UNRRA at the Grass-Roots

Burgess, R. L.
February 1944
New Republic;2/21/44, Vol. 110 Issue 8, p240
Presents an account of a meeting on the efforts for feeding war victims by the United Nations' Relief and Rehabilitation Administration and discusses the share of the U.S. in feeding war victims; Number of homeless or displaced persons in Europe for whom the relief is to be organized; Possibility of distribution of the foodstuffs originally produced for military needs among war victims; Justification of the efforts of Relief and Rehabilitation Administration; Advice by the manager of the state Chamber of Commerce; Opinion of a dairy distributor's spokesman that it won't be necessary to continue rationing in the U.S. after war.


Related Articles

  • Food relief, 1947.  // America;2/15/1947, Vol. 76 Issue 20, p540 

    The article reflects on the United Nations Relief and Rehabilitation Administration (UNRRA). It notes that the food relief remains outside the scope of the World Bank or the U.S. Export-Import Bank. It signifies the ineffectiveness of the Food and Agricultural Organization (FAO) and that famine...
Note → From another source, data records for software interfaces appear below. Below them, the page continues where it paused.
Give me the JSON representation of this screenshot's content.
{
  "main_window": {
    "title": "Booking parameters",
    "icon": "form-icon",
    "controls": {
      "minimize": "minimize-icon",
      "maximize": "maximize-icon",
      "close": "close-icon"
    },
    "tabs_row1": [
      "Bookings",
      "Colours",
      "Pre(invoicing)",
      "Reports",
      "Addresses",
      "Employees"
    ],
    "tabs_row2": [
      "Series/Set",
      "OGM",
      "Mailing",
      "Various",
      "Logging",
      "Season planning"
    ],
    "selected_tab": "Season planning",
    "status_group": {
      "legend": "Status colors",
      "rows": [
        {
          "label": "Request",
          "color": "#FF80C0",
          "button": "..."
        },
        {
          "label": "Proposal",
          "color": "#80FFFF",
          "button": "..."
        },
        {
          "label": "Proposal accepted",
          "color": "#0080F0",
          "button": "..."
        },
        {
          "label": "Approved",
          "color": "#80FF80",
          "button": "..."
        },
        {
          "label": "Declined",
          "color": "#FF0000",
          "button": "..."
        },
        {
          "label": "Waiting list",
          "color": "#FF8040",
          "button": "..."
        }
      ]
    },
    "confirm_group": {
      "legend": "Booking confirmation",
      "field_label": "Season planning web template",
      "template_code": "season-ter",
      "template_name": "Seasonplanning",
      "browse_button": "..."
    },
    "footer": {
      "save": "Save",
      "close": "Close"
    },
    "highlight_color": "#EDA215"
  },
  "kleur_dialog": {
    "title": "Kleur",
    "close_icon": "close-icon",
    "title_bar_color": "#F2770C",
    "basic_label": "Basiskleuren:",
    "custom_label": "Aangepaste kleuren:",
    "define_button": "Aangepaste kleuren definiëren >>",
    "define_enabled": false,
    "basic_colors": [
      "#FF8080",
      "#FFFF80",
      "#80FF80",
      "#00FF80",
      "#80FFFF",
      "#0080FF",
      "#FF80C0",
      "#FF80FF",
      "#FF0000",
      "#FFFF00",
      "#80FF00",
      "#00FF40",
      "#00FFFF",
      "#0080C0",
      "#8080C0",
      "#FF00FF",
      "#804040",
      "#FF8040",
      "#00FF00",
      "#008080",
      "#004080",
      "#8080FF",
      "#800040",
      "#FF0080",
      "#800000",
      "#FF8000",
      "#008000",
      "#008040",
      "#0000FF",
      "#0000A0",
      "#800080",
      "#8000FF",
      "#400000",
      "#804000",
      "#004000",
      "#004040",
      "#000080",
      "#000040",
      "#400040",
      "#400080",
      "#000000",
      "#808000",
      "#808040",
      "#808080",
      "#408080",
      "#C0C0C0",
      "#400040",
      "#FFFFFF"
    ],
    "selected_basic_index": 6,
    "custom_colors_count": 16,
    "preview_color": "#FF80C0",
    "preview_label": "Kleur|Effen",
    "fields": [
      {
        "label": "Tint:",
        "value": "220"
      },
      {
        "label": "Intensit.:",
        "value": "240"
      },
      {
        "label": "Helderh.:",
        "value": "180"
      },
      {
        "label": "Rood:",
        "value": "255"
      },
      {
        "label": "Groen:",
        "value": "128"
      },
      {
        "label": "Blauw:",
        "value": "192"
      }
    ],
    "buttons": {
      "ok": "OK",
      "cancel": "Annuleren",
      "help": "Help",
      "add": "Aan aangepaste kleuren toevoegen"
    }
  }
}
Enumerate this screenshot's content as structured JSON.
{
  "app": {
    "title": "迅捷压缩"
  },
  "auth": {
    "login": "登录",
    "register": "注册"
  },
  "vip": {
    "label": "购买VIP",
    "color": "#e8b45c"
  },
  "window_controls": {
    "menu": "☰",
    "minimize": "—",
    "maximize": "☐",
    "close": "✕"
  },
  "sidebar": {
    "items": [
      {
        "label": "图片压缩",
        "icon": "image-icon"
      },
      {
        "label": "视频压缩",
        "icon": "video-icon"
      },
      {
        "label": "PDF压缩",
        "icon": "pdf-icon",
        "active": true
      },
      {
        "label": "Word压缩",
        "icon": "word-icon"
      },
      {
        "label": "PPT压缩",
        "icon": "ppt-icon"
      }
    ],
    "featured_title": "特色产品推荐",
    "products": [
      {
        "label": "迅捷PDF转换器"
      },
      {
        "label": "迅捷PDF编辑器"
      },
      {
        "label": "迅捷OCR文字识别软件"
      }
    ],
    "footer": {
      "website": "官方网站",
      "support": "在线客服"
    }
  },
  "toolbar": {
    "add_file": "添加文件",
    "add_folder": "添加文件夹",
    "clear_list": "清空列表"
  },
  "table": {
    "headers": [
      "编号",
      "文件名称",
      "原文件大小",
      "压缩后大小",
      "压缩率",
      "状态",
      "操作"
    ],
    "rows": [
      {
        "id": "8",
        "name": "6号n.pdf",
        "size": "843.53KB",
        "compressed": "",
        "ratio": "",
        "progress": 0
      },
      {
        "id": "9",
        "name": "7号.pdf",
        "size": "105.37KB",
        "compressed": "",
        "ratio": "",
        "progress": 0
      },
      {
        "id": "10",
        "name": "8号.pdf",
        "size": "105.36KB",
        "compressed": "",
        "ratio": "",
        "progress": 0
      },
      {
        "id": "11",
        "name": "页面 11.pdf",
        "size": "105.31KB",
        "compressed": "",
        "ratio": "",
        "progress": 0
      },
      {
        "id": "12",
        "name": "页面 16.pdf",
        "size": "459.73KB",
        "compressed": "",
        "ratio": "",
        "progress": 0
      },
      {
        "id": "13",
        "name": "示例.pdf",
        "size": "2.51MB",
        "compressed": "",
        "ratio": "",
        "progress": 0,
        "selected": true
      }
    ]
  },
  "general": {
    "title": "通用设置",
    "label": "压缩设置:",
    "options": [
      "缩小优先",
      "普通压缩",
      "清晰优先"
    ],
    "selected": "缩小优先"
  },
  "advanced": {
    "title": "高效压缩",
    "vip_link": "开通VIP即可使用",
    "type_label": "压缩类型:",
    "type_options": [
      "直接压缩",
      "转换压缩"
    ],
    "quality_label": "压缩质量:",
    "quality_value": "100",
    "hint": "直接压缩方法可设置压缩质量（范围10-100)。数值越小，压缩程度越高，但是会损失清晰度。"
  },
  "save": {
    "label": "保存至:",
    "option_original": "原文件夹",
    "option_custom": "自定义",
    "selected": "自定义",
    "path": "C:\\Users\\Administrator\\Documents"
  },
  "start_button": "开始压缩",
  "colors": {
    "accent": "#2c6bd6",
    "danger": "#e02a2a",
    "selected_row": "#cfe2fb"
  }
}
  • Famine after UNNRA.  // New Republic;8/12/46, Vol. 115 Issue 6, p159 

    The article examines the consequences that may occur once UNRRA's food program expires on December 31, 1946. It is suggested that an international arrangement must be worked out, so that millions of people in Europe can receive relief shipments of UNRRA food during the winter. The major problem...

  • Russia: Finish the Job.  // New Republic;3/1/22, Vol. 30 Issue 378, p6 

    Provides some insights into famine aid and relief given to war victims in Russia. Details about the American Relief Administration food relief; Contributions donated to victims from private sources; Prevalence of starvation and disease; Criticism and allegations regarding the close association...

  • Famine: America's Duty.  // New Republic;4/29/46, Vol. 114 Issue 17, p595 

    Focuses on steps taken by the U.S. and United Nations Relief and Rehabilitation Administration (UNRRA) to deal with the world food crisis after the World War II. Announcement of the reduced rate of flour production and bonus prices to farmers for wheat and corn; Reduction in consumption of wheat...

  • UNRRA AND A FREE PRESS. H. C. G. // America;10/27/1945, Vol. 74 Issue 4, p97 

    The article comments on the proposal to grant property accredited representatives of the press of any of the United Nations (UN) member liberty to observe and report upon the distribution and utilization of UN Relief and Rehabilitation Administration (UNRRA) relief goods, rehabilitation supplies...

  • The Food Aid Scenario in Ethiopia: pro-poor or pro-politics? Endris, Getachew Shambel; Nenko, Alemu Sokora // Developing Country Studies;2013, Vol. 3 Issue 5, p167 

    Ethiopia is one of the leading aid recipient countries in the world and Africa with 5-6 millions peoples approximately requiring urgent food assistance on a non-stop basis in rural areas alone. The country receives between 20-30 % of the food aid allotted to sub-Saharan Africa. Attributed to...

  • Africa Who? Sarin, Radhika // World Watch;Sep/Oct2003, Vol. 16 Issue 5, p2 

    Editorial. Focuses on the need for food aid in South Africa despite efforts in 2002 to avert famine, according to a report released by the United Nations' Food and Agriculture Organization (FAO) and the World Food Programme (WFP). Percentage decline of food production in Zimbabwe; Social,...

  • THE FRIENDS RELIEF SERVICE AND DISPLACED PEOPLE IN EUROPE AFTER THE SECOND WORLD WAR, 1945-48. Reid, Fiona; Gemie, Sharif // Quaker Studies (Quaker Studies Research Association);Mar2013, Vol. 17 Issue 2, p223 

    From 1945-48 the Friends Relief Service (FRS) cared for refugees, displaced people and expellees in post-war Germany. Not all FRS members were Quakers but all were committed to the belief that humanitarian work was an expression of Christian commitment. This set Quaker relief apart from the new,...

  • A City Braces For Battle. Ghosh, Aparisim // Time International (South Pacific Edition);2/10/2003, Issue 5, p48 

    Reports on the measures taken in Basra, Iraq as United States troops mass across the border. View that Basra is strategically located for military advancement by troops; Indications that the city is preparing for a conflict including building up blood banks at hospitals; How the government has...


Read the Article


Sorry, but this item is not currently available from your library.

Try another library?
Sign out of this library

Other Topics